The Giants eschewing the trade or free agency routes and focusing on Jones could produce another prove-it season — likely with better receivers — on a one-year deal. The team could also go through with a medium-term agreement, with CBS Sports’ Joel Corry comparing this situation to the Jaguars’ Blake Bortles talks in 2018. The Jags gave their shaky starter a three-year, $54MM deal that included $26.5MM fully guaranteed. With that contract occurring under a $177.2MM salary cap, a similar Jones arrangement would undoubtedly check in with a much higher value — likely north of $25MM AAV.
If the price escalates much further, the Giants might be inclined to examine other options. The Bortles re-signing did not age well, and Jacksonville took on dead money by cutting him a year later.
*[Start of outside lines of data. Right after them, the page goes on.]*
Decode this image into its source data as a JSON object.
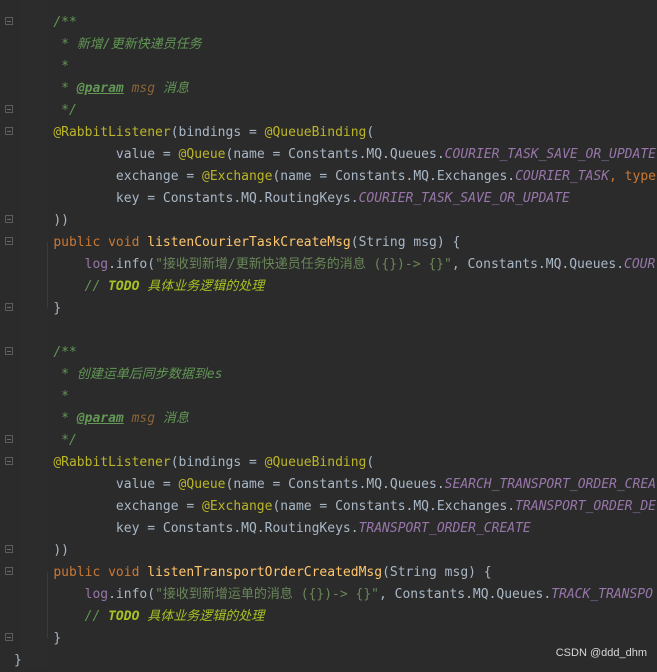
{
  "code": {
    "block1": {
      "doc_open": "/**",
      "doc_desc": "* 新增/更新快递员任务",
      "doc_star": "*",
      "param_tag": "@param",
      "param_name": "msg",
      "param_desc": "消息",
      "doc_close": "*/",
      "annotation": "@RabbitListener",
      "annotation_rest": "(bindings = ",
      "queue_binding": "@QueueBinding",
      "paren_open": "(",
      "value_prefix": "value = ",
      "queue_ann": "@Queue",
      "value_mid": "(name = Constants.MQ.Queues.",
      "value_const": "COURIER_TASK_SAVE_OR_UPDATE",
      "exchange_prefix": "exchange = ",
      "exchange_ann": "@Exchange",
      "exchange_mid": "(name = Constants.MQ.Exchanges.",
      "exchange_const": "COURIER_TASK",
      "exchange_tail": ", type",
      "key_prefix": "key = Constants.MQ.RoutingKeys.",
      "key_const": "COURIER_TASK_SAVE_OR_UPDATE",
      "close_binding": "))",
      "kw_public": "public",
      "kw_void": "void",
      "method_name": "listenCourierTaskCreateMsg",
      "method_params": "(String msg) {",
      "log_field": "log",
      "log_call": ".info(",
      "log_string": "\"接收到新增/更新快递员任务的消息 ({})-> {}\"",
      "log_args": ", Constants.MQ.Queues.",
      "log_const": "COUR",
      "todo_comment_prefix": "// ",
      "todo_label": "TODO",
      "todo_text": " 具体业务逻辑的处理",
      "close_brace": "}"
    },
    "block2": {
      "doc_open": "/**",
      "doc_desc": "* 创建运单后同步数据到es",
      "doc_star": "*",
      "param_tag": "@param",
      "param_name": "msg",
      "param_desc": "消息",
      "doc_close": "*/",
      "annotation": "@RabbitListener",
      "annotation_rest": "(bindings = ",
      "queue_binding": "@QueueBinding",
      "paren_open": "(",
      "value_prefix": "value = ",
      "queue_ann": "@Queue",
      "value_mid": "(name = Constants.MQ.Queues.",
      "value_const": "SEARCH_TRANSPORT_ORDER_CREA",
      "exchange_prefix": "exchange = ",
      "exchange_ann": "@Exchange",
      "exchange_mid": "(name = Constants.MQ.Exchanges.",
      "exchange_const": "TRANSPORT_ORDER_DE",
      "key_prefix": "key = Constants.MQ.RoutingKeys.",
      "key_const": "TRANSPORT_ORDER_CREATE",
      "close_binding": "))",
      "kw_public": "public",
      "kw_void": "void",
      "method_name": "listenTransportOrderCreatedMsg",
      "method_params": "(String msg) {",
      "log_field": "log",
      "log_call": ".info(",
      "log_string": "\"接收到新增运单的消息 ({})-> {}\"",
      "log_args": ", Constants.MQ.Queues.",
      "log_const": "TRACK_TRANSPO",
      "todo_comment_prefix": "// ",
      "todo_label": "TODO",
      "todo_text": " 具体业务逻辑的处理",
      "close_brace": "}"
    },
    "class_close": "}"
  },
  "watermark": "CSDN @ddd_dhm",
  "colors": {
    "background": "#2b2b2b",
    "comment": "#629755",
    "keyword": "#cc7832",
    "annotation": "#bbb529",
    "method": "#ffc66d",
    "string": "#6a8759",
    "constant": "#9876aa",
    "todo": "#a8c023"
  }
}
That mid-tier investment shows the risks of betting on an inconsistent quarterback, but the Giants going in the other direction could disrupt the Daboll-, Jones- and Barkley-geared ascent this year’s team has made.
Whether the Giants’ new regime pays Jones or tries to acquire an upgrade, the team’s 2022 improvement and the Jones-Barkley free agency challenge will give Big Blue a much higher profile entering the 2023 offseason compared to where the franchise resided over the past several years.